• Exercise description
Count the lines in the entries that contain "label". Say the number and nothing more.

*** Records for this exercise ***

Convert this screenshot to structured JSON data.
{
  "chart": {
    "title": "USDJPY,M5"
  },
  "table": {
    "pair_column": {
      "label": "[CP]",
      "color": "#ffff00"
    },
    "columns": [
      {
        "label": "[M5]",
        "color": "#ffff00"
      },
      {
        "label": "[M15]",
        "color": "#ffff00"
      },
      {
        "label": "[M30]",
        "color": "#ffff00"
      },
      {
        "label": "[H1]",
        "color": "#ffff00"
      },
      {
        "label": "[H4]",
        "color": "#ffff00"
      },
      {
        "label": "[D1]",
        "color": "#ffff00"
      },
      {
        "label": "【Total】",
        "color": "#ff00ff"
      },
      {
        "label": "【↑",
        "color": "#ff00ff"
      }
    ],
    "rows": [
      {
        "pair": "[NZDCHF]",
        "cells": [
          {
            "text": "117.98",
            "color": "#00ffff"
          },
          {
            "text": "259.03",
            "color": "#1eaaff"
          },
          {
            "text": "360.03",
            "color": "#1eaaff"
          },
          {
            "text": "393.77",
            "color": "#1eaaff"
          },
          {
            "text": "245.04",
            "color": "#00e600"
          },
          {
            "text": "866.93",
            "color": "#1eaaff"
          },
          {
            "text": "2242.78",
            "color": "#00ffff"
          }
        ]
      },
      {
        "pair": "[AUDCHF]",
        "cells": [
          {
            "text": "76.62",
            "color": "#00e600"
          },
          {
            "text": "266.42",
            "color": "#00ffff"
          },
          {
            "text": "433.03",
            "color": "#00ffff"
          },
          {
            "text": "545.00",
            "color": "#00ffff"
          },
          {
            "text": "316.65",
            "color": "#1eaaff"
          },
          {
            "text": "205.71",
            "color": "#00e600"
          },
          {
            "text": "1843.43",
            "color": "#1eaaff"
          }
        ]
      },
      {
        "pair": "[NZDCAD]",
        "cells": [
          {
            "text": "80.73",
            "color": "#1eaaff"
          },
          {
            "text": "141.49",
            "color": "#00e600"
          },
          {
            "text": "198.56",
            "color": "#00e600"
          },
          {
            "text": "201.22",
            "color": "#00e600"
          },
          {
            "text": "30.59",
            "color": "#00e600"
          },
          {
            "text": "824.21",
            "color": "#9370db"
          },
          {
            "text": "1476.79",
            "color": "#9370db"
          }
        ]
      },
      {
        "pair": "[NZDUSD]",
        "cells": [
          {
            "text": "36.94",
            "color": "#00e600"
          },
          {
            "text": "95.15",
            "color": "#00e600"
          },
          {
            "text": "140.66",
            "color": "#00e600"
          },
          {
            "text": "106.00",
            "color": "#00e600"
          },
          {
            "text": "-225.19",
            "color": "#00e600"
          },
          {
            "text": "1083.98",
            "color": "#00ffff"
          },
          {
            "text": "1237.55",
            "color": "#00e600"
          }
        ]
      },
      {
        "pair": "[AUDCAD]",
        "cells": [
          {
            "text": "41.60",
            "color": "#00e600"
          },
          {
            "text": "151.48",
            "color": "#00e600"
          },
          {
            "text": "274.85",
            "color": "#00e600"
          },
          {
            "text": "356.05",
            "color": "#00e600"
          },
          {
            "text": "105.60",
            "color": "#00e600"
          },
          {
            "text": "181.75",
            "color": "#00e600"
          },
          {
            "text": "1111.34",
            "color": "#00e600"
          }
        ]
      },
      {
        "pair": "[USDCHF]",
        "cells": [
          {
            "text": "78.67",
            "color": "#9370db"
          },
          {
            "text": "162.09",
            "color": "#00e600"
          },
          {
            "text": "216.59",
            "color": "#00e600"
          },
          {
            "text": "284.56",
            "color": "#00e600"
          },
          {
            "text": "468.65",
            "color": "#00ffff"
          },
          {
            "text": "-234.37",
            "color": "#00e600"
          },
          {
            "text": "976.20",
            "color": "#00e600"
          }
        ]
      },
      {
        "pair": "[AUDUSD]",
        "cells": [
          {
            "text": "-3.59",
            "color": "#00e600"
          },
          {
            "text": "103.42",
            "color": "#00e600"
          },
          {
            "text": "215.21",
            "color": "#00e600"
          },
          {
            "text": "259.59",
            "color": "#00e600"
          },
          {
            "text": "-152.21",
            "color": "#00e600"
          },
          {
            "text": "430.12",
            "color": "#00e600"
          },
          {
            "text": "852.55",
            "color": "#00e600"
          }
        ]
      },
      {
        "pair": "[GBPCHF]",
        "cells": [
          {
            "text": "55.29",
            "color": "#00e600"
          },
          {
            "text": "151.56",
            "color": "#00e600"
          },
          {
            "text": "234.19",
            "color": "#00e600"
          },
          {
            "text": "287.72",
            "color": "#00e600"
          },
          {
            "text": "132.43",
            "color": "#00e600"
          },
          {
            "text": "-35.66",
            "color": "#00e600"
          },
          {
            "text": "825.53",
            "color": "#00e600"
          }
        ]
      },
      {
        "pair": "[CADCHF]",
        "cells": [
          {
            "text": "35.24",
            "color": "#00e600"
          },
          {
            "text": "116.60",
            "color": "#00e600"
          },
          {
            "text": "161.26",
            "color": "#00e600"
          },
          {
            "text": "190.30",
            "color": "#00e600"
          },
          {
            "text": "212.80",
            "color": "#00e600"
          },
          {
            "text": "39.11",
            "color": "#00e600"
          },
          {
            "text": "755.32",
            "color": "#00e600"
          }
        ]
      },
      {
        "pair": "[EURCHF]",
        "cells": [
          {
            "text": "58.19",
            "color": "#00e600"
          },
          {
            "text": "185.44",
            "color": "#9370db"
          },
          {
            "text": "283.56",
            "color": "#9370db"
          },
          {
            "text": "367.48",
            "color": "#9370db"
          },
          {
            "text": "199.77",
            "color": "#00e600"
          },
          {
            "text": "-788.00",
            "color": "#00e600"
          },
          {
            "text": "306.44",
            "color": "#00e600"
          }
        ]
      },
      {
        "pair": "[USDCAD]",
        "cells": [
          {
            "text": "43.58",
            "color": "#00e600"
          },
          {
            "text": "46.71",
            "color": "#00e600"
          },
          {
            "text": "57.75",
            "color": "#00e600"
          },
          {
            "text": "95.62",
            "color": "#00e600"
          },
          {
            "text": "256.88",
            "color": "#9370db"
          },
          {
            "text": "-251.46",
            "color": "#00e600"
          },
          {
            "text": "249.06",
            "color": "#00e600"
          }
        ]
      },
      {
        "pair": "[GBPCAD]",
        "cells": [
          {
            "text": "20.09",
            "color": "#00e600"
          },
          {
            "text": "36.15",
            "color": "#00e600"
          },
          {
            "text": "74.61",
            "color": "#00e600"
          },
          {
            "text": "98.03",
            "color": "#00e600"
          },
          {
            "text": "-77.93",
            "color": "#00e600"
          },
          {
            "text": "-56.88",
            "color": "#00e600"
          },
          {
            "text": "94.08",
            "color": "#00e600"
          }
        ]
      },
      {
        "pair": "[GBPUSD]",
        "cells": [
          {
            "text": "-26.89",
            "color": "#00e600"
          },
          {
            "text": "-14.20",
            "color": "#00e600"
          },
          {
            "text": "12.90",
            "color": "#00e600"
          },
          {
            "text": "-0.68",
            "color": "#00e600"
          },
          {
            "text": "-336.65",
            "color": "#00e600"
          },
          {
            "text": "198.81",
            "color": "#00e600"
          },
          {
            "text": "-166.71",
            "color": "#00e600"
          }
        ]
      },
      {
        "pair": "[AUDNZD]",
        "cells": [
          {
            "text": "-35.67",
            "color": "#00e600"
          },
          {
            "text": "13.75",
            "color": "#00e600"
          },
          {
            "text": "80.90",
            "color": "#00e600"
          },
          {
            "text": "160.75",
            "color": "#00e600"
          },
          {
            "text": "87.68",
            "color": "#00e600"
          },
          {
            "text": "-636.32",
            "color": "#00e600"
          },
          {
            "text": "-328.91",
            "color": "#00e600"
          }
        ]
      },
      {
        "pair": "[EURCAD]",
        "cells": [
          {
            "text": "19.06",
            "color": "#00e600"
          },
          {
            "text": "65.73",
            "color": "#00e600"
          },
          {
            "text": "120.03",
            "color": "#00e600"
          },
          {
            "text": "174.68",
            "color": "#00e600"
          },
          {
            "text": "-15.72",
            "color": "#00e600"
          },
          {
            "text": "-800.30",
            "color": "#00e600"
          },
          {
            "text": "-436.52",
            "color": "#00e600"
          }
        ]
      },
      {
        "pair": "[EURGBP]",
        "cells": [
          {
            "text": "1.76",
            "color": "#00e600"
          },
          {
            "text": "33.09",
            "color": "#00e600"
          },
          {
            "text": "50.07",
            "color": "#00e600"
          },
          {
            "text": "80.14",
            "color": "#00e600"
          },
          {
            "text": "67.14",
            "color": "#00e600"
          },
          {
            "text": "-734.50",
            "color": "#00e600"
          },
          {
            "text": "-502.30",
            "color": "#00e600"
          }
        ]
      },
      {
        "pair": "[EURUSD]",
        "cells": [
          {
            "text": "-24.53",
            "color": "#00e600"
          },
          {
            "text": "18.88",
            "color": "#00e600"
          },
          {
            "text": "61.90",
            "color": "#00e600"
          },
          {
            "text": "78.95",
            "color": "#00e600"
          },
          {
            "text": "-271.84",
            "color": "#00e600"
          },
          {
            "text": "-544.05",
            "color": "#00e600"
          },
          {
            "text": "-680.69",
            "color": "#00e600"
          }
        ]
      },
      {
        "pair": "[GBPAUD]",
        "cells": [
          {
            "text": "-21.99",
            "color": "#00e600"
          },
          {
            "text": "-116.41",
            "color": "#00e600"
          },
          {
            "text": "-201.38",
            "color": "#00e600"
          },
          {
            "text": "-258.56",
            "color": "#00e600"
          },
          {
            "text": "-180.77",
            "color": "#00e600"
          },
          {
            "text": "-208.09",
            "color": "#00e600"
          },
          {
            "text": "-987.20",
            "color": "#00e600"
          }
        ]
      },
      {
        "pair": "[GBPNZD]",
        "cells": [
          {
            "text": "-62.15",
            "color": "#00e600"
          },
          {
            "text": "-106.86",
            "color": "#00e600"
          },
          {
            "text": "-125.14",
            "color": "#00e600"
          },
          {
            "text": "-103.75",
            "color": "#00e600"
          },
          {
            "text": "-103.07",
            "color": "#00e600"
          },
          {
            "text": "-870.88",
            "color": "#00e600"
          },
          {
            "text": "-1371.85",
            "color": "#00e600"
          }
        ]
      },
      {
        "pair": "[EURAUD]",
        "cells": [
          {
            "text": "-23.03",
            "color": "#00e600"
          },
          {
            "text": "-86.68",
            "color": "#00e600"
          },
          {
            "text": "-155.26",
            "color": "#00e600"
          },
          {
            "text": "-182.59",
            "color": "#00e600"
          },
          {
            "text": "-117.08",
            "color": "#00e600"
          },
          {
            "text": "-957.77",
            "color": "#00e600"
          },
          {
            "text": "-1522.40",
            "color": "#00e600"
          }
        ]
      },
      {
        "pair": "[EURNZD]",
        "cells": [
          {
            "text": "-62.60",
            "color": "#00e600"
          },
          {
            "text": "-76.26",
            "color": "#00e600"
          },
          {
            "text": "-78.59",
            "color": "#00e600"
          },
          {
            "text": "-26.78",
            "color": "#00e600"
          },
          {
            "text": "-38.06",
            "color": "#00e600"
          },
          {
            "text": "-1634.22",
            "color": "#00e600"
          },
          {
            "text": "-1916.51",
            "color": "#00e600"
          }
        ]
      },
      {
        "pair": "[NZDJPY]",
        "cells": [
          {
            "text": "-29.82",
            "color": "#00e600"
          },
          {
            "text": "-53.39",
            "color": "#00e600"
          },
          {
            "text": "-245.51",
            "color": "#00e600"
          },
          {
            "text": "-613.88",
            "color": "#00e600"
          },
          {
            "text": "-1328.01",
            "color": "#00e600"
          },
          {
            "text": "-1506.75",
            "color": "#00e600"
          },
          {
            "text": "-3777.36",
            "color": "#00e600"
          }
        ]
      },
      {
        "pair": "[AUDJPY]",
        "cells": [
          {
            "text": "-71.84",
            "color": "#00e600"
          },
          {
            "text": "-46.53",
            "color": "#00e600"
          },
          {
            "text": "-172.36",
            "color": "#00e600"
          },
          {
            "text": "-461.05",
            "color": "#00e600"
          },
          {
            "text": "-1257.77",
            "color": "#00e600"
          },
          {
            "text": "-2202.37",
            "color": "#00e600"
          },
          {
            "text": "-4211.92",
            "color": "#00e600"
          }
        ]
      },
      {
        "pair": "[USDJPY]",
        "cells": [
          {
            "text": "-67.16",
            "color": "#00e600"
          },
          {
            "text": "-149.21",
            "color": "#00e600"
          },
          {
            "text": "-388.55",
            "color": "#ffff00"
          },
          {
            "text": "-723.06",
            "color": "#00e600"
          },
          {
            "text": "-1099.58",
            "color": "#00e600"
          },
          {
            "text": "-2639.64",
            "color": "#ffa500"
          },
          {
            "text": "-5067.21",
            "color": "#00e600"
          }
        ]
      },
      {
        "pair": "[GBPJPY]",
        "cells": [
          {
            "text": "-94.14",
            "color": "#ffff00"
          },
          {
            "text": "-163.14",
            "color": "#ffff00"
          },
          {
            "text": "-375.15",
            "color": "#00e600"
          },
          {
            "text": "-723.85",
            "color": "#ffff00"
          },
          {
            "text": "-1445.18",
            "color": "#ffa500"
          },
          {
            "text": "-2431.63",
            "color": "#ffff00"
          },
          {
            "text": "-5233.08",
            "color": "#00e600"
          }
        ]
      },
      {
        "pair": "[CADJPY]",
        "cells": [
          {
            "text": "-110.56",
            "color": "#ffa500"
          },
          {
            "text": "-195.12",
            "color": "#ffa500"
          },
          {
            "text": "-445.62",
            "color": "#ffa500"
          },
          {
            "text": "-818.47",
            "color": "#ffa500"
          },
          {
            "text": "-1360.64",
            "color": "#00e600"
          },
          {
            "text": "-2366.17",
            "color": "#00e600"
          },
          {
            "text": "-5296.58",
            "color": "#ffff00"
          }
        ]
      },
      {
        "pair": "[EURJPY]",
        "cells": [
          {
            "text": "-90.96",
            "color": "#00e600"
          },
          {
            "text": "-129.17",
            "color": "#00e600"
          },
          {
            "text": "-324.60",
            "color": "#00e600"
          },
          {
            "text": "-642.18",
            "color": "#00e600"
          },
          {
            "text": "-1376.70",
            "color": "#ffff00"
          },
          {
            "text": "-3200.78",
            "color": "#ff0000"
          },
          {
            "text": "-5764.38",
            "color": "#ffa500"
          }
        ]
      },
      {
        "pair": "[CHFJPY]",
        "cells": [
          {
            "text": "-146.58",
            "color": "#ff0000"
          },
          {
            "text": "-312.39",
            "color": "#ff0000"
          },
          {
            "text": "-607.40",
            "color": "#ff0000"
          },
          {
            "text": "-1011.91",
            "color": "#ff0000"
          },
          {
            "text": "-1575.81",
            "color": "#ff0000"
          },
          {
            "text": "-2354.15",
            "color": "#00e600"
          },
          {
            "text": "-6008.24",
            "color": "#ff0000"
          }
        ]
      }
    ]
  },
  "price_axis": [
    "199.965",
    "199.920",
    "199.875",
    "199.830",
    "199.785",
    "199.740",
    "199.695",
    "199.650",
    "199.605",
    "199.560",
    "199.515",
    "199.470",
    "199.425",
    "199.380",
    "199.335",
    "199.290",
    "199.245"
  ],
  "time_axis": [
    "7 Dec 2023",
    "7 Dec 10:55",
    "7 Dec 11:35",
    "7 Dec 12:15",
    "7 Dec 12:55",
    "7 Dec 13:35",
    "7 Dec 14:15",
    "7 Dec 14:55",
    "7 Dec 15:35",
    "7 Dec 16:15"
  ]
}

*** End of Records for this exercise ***

• Result of the exercise
9